You can easily tell which planet is Jupiter and which planet is Mars because Jupiter is the brighter of the two. In fact, Jupiter beams as the brightest starlike object in the January 2018 morning sky, shining some 20 times more brilliantly than Mars. So look first for Jupiter and seek for that nearby faint red “star,” which is actually the red planet Mars. If you can’t see Mars with the eye alone, aim binoculars at Jupiter to view Mars and Jupiter in the same binocular field together.
In the months ahead, both Mars and Jupiter will be moving away from the star Zubenelgenubi and toward the star Antares. But Mars travels through the constellations of the zodiac at a much faster clip than does slow-plodding Jupiter. So Mars will pass 5o north of Antares on February 11, 2018, whereas Jupiter won’t pass to the north of Antares until December of 2019. In fact, you can use dazzling Jupiter as your guide “star” to Zubenelgenubi, the alpha star in the constellation Libra the Scales, for the most of 2018.
When you contrast the brightness of Mars and Jupiter in January 2018, you might find it hard to believe that Mars will actually be the brighter of these two luminaries in six more months, in July 2018. By the end of the first week of July 2018, Mars will finally catch up with Jupiter in brightness. Then in late July 2018, when Mars comes closest to Earth for the year, Mars will shine most brilliantly in Earth’s sky since 2003. Mars will outshine Jupiter by some 1.8 times in late July/early August 2018.
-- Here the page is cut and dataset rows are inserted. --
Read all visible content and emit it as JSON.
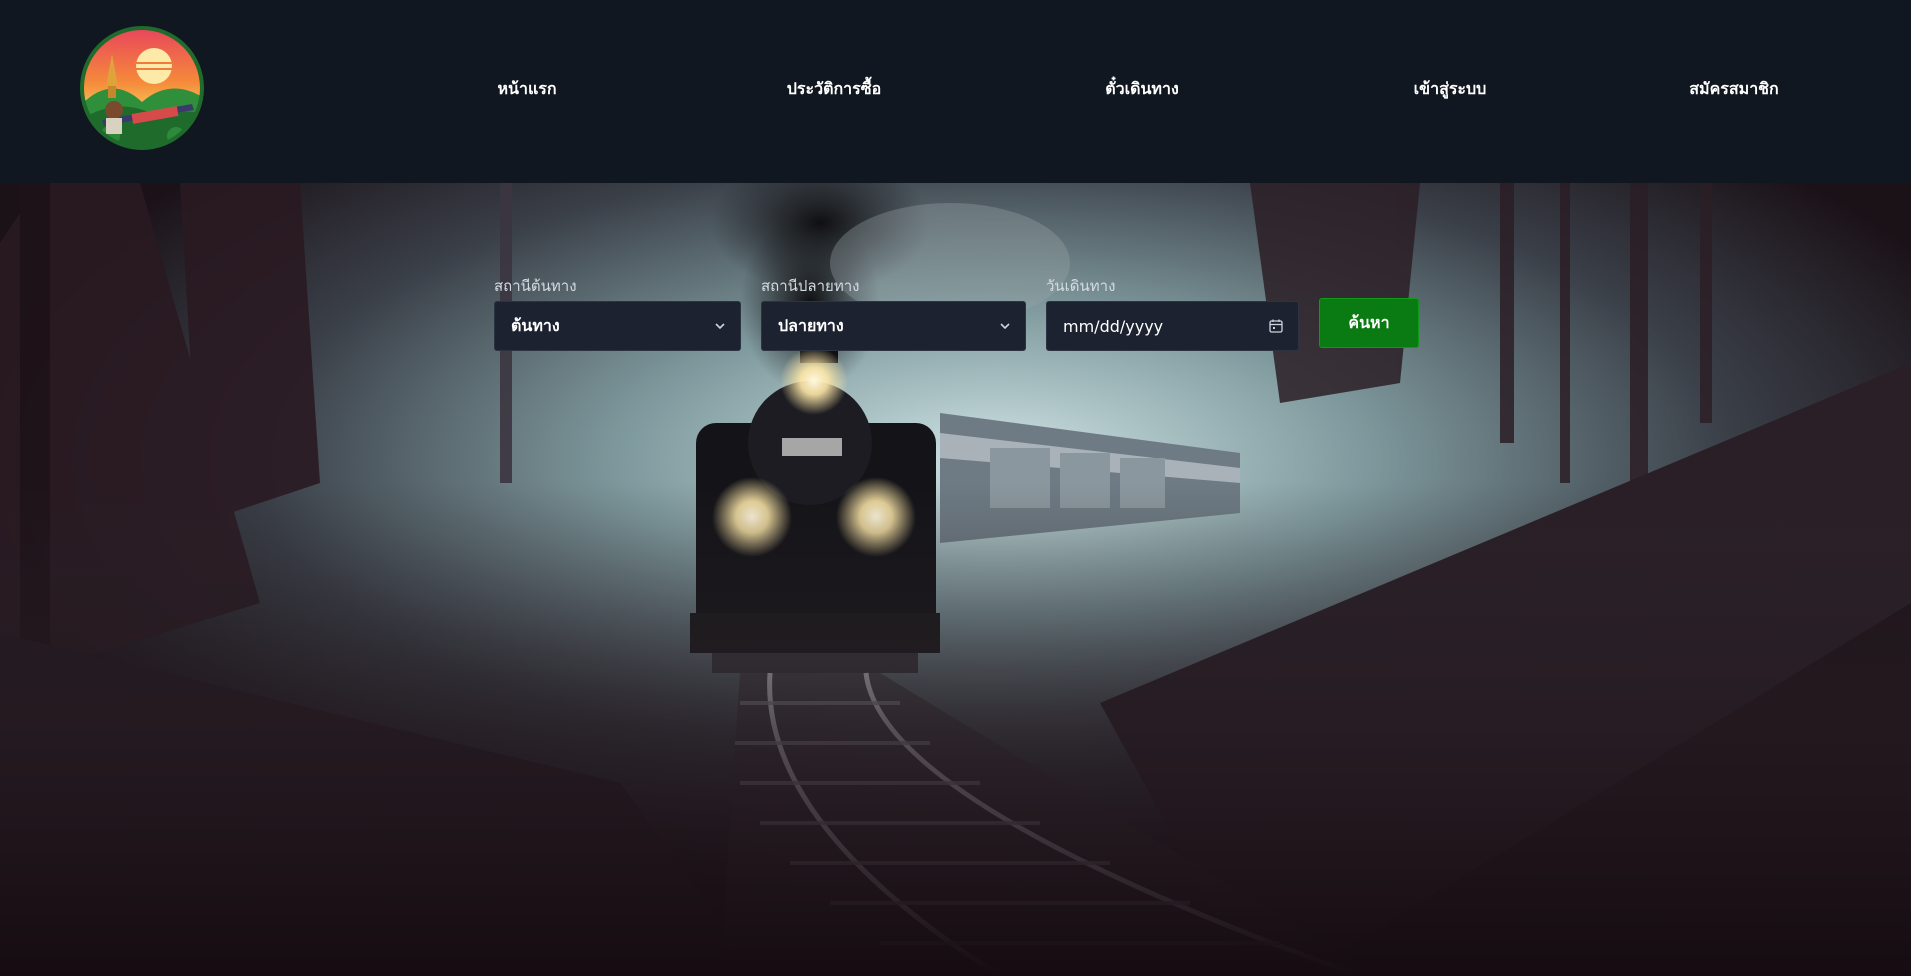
{
  "nav": {
    "logo_icon": "train-sunset-logo-icon",
    "items": [
      {
        "label": "หน้าแรก"
      },
      {
        "label": "ประวัติการซื้อ"
      },
      {
        "label": "ตั๋วเดินทาง"
      },
      {
        "label": "เข้าสู่ระบบ"
      },
      {
        "label": "สมัครสมาชิก"
      }
    ]
  },
  "search": {
    "origin": {
      "label": "สถานีต้นทาง",
      "value": "ต้นทาง",
      "icon": "chevron-down-icon"
    },
    "destination": {
      "label": "สถานีปลายทาง",
      "value": "ปลายทาง",
      "icon": "chevron-down-icon"
    },
    "date": {
      "label": "วันเดินทาง",
      "placeholder": "mm/dd/yyyy",
      "icon": "calendar-icon"
    },
    "button_label": "ค้นหา"
  },
  "colors": {
    "header_bg": "#111720",
    "field_bg": "#1c2230",
    "button_bg": "#0a7a12"
  },
  "hero": {
    "image": "steam-train-in-misty-forest"
  }
}
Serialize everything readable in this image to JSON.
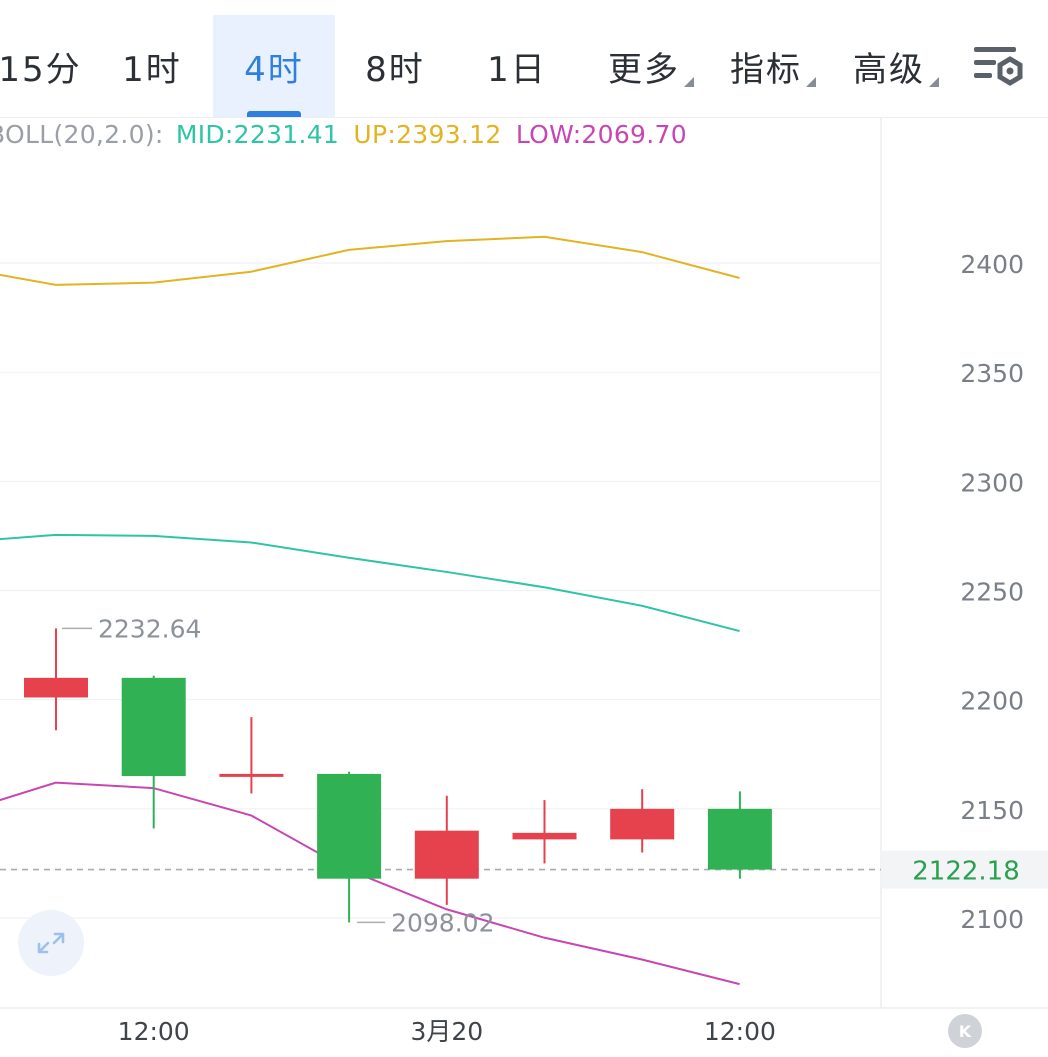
{
  "tabs": [
    {
      "label": "15分",
      "active": false
    },
    {
      "label": "1时",
      "active": false
    },
    {
      "label": "4时",
      "active": true
    },
    {
      "label": "8时",
      "active": false
    },
    {
      "label": "1日",
      "active": false
    },
    {
      "label": "更多",
      "active": false,
      "dropdown": true
    },
    {
      "label": "指标",
      "active": false,
      "dropdown": true
    },
    {
      "label": "高级",
      "active": false,
      "dropdown": true
    }
  ],
  "icons": {
    "settings": "chart-settings-icon",
    "expand": "expand-icon",
    "k": "k-line-icon"
  },
  "k_button_label": "K",
  "legend": {
    "label": "BOLL(20,2.0):",
    "mid": "MID:2231.41",
    "up": "UP:2393.12",
    "low": "LOW:2069.70"
  },
  "colors": {
    "accent": "#2f7fe0",
    "up_candle": "#e5424e",
    "down_candle": "#30b254",
    "mid": "#2ec4a6",
    "upper": "#e3b321",
    "lower": "#c846b4",
    "price": "#2aa150"
  },
  "chart_data": {
    "type": "candlestick",
    "y_ticks": [
      2100,
      2150,
      2200,
      2250,
      2300,
      2350,
      2400
    ],
    "x_tick_labels": [
      "12:00",
      "3月20",
      "12:00"
    ],
    "ylim": [
      2060,
      2460
    ],
    "grid": true,
    "current_price": 2122.18,
    "current_price_label": "2122.18",
    "high_marker_label": "2232.64",
    "low_marker_label": "2098.02",
    "candles": [
      {
        "open": 2201,
        "close": 2210,
        "high": 2232.64,
        "low": 2186
      },
      {
        "open": 2210,
        "close": 2165,
        "high": 2211,
        "low": 2141
      },
      {
        "open": 2166,
        "close": 2166,
        "high": 2192,
        "low": 2157
      },
      {
        "open": 2166,
        "close": 2118,
        "high": 2167,
        "low": 2098.02
      },
      {
        "open": 2118,
        "close": 2140,
        "high": 2156,
        "low": 2106
      },
      {
        "open": 2136,
        "close": 2139,
        "high": 2154,
        "low": 2125
      },
      {
        "open": 2136,
        "close": 2150,
        "high": 2159,
        "low": 2130
      },
      {
        "open": 2150,
        "close": 2122.18,
        "high": 2158,
        "low": 2118
      }
    ],
    "series": [
      {
        "name": "UP",
        "values": [
          2398,
          2390,
          2391,
          2396,
          2406,
          2410,
          2412,
          2405,
          2393.12
        ],
        "color": "#e3b321"
      },
      {
        "name": "MID",
        "values": [
          2272,
          2275.5,
          2275,
          2272,
          2265,
          2258.5,
          2251.5,
          2243,
          2231.41
        ],
        "color": "#2ec4a6"
      },
      {
        "name": "LOW",
        "values": [
          2148,
          2162,
          2159.5,
          2147,
          2122,
          2104,
          2091,
          2081,
          2069.7
        ],
        "color": "#c846b4"
      }
    ]
  }
}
For a period of about two months, Mars will supplant Jupiter as the fourth brightest celestial body, after the sun, moon and Venus. Mars’ reign as the fourth-brightest celestial body (or third brightest in the nighttime sky, after the moon and Venus) will last from about July 7 to September 7.
Mars has a much greater range of brightness in our sky than Jupiter does. That’s because Mars is about 6.5 times more distant from Earth at its farthest than at its closest. In contrast, Jupiter is only about 1.5 times more distant at its farthest than at it closest.
For instance, when Jupiter comes closest to Earth for the year on May 10, 2018, it’ll only be about 30% closer to Earth, and approximately 1.9 times brighter, than on January 7, 2018. Yet, when Mars comes closest to Earth for the year in late July 2018, it’ll be about 85% closer to Earth, and nearly 50 times brighter, than it is on January 7, 2018.
Watch for the great conjunction of Mars and Jupiter in the predawn/dawn sky on January 7, 2018.